Thursday, June 04, 2015

'Kids on the Slope' Is a Beautiful Piece on Jazz, Life, and Friendship

Set in the 1960’s, Kids on the Slope is a coming-of-age drama about high school friends that found joy and refuge in jazz while dealing with the struggles of youth.  The story primarily focuses on the bromance of Kaoru “Richie” Nashimi – a rich, academically achieving introvert – and Sentarō “Sen” Kawabuchi – who is basically the antithesis of Kaoru.  Despite being polar opposites, the two get to have a strong bond because of sharing a common love – jazz.

Kaoru is an adept classical pianist, but is initially not into jazz.    But, one day, he becomes intrigued with jazz music after listening to Sentarō’s drumming.  Kaoru buys a jazz record, starts to practice, and, from then on, he begins to love jazz and to regularly jam with Sentarō after class – he on the piano, and Sentarō on drums.  And as the story progresses, Kaoru and Sentarō develop fantastic rapport with each other.  Personally, I never thought before that a piano and a drum set are already enough to create such beautiful, full sound.   Listening to those two do just that blew me away.

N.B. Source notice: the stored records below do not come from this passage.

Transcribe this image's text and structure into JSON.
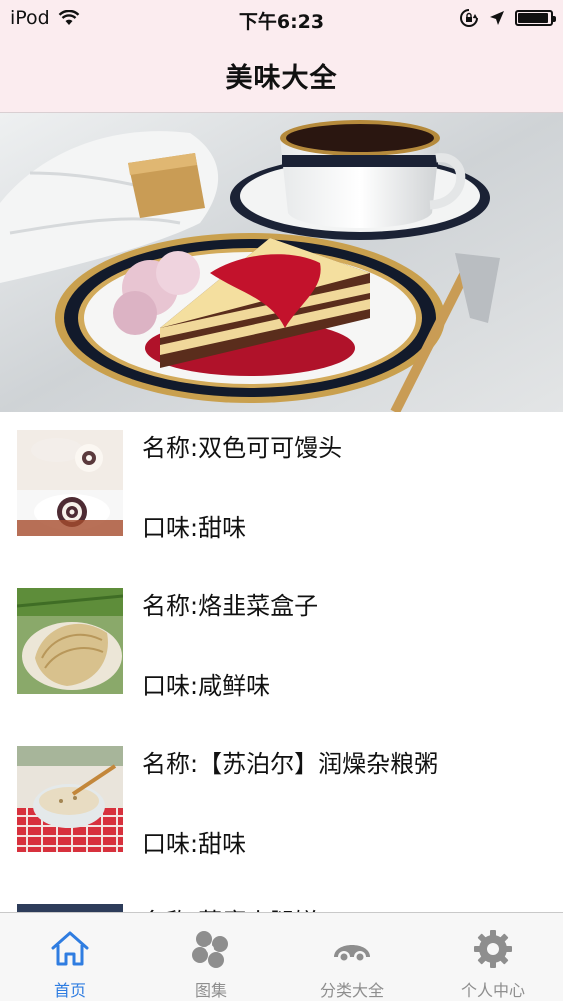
{
  "status_bar": {
    "carrier": "iPod",
    "time": "下午6:23",
    "battery_level": 0.95
  },
  "nav": {
    "title": "美味大全"
  },
  "banner": {
    "page_count": 4,
    "current_page": 1
  },
  "list": {
    "items": [
      {
        "name": "名称:双色可可馒头",
        "taste": "口味:甜味"
      },
      {
        "name": "名称:烙韭菜盒子",
        "taste": "口味:咸鲜味"
      },
      {
        "name": "名称:【苏泊尔】润燥杂粮粥",
        "taste": "口味:甜味"
      },
      {
        "name": "名称:蒸腐火腿饼",
        "taste": ""
      }
    ]
  },
  "tab_bar": {
    "tabs": [
      {
        "label": "首页",
        "icon": "home-icon",
        "active": true
      },
      {
        "label": "图集",
        "icon": "pinwheel-icon",
        "active": false
      },
      {
        "label": "分类大全",
        "icon": "category-icon",
        "active": false
      },
      {
        "label": "个人中心",
        "icon": "gear-icon",
        "active": false
      }
    ]
  },
  "colors": {
    "header_bg": "#fbecef",
    "tab_active": "#2f7de1",
    "tab_inactive": "#8e8e8e"
  }
}
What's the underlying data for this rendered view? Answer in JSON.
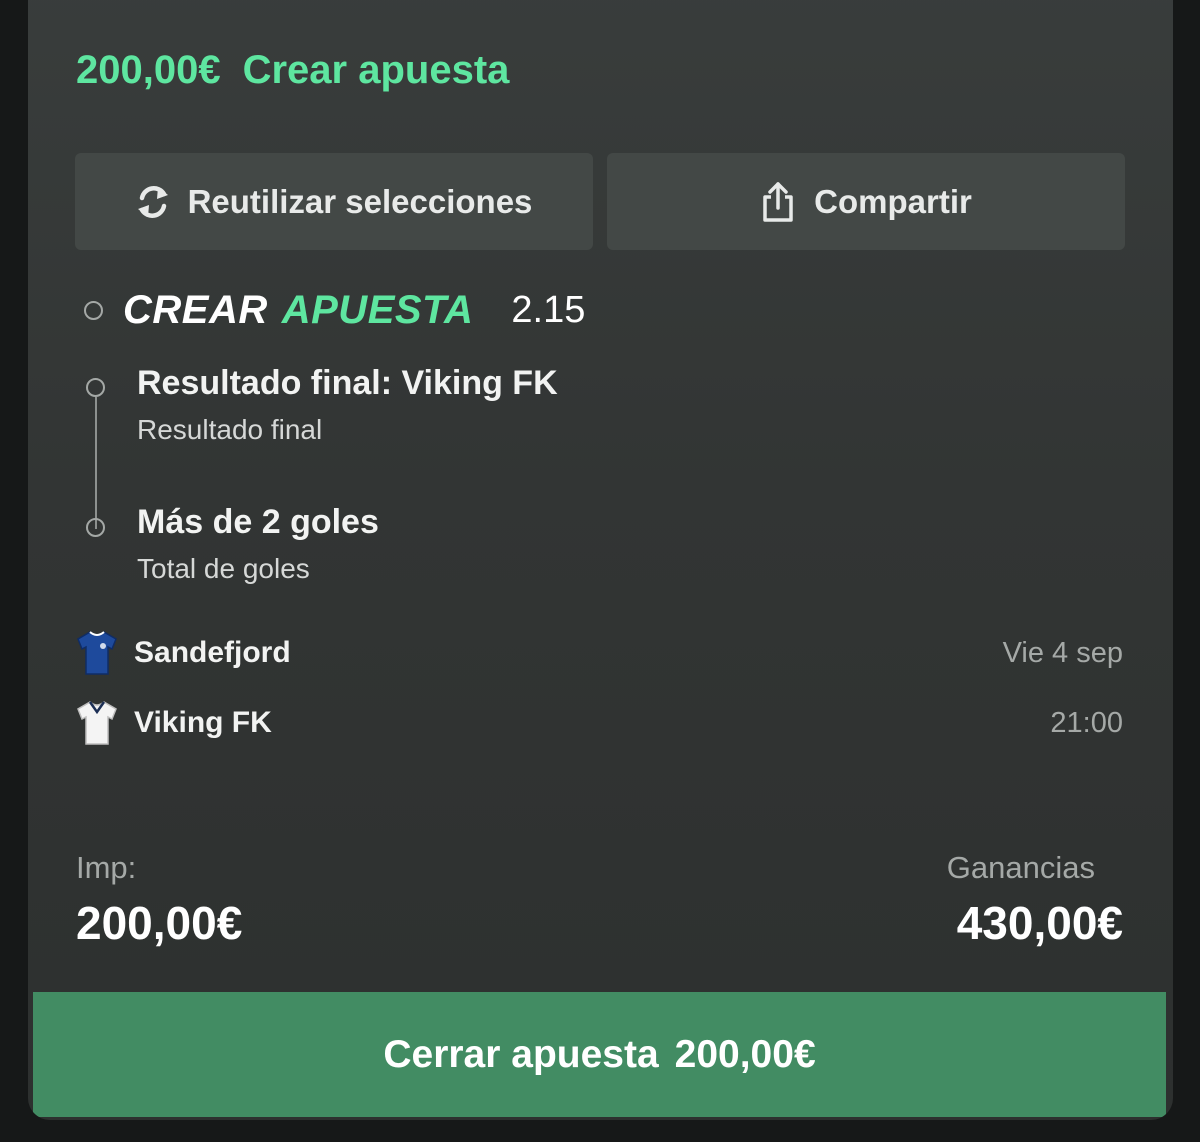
{
  "header": {
    "amount": "200,00€",
    "title": "Crear apuesta"
  },
  "actions": {
    "reuse_label": "Reutilizar selecciones",
    "share_label": "Compartir"
  },
  "bet_builder": {
    "word1": "CREAR",
    "word2": "APUESTA",
    "odds": "2.15"
  },
  "selections": [
    {
      "title": "Resultado final: Viking FK",
      "market": "Resultado final"
    },
    {
      "title": "Más de 2 goles",
      "market": "Total de goles"
    }
  ],
  "event": {
    "home": "Sandefjord",
    "away": "Viking FK",
    "date": "Vie 4 sep",
    "time": "21:00"
  },
  "summary": {
    "stake_label": "Imp:",
    "stake_value": "200,00€",
    "winnings_label": "Ganancias",
    "winnings_value": "430,00€"
  },
  "place_bet": {
    "label": "Cerrar apuesta",
    "amount": "200,00€"
  },
  "colors": {
    "accent": "#5ee6a0",
    "button": "#428c63",
    "card": "#353938"
  },
  "icons": {
    "reuse": "refresh-icon",
    "share": "share-icon",
    "home_kit": "blue-shirt-icon",
    "away_kit": "white-shirt-icon"
  }
}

Creating a “triangle” with Kaoru and Sentarō is Ritsuko Mukae.  Kaoru has feelings for Ritsuko, but Ritsuko has feelings for Sentarō.  However, despite this state of affairs, the three remain good friends (though, conflicts arise sometimes).

Ritsuko’s father, Tsutomu Mukae, owns a music shop, and its basement is where Kaoru and Sentarō would jam.  Occasionally, Tsutomu jams with them, as well as Junichi “Brother Jun” Katsuragi, a college friend whom Sentarō greatly looks up to; Tsutomu plays bass, and Brother Jun – a very talented musician – plays trumpet.

Eargasmic jazz music is a constant in Kids on the Slope.  The musicians that record the music behind the scenes really deserve to be praised.  And kudos as well to the people that drew and animated the scenes where the characters play their respective instruments with the appearance of thoroughness and authenticity.  As a result, I was really immersed into the music because there is no clumsy animation to distract me – the detail of the animation flawlessly matches the music being produced.

However, Kids on the Slope is not all about having fantastic taste in music.  It also has a heartfelt and thoughtful story to tell, with deep themes on friendship, making life decisions, young love, the sweetness and bitterness of life, and pursuing your dreams; and it features a profound metaphorical moral or two.  There is some complicated soap opera romance in it, which I find a little bit cheesy and heavy, but it’s appropriate to the narrative and intended message.

This anime series is created by the same people behind Cowboy Bebop so it’s no wonder that it’s something masterfully made.  Even if one doesn’t appreciate jazz music and/or teen drama, I believe he or she will still find this anime engaging.  It’s really worth checking out, and with only 12 episodes, it’s pretty easy to marathon.

No comments: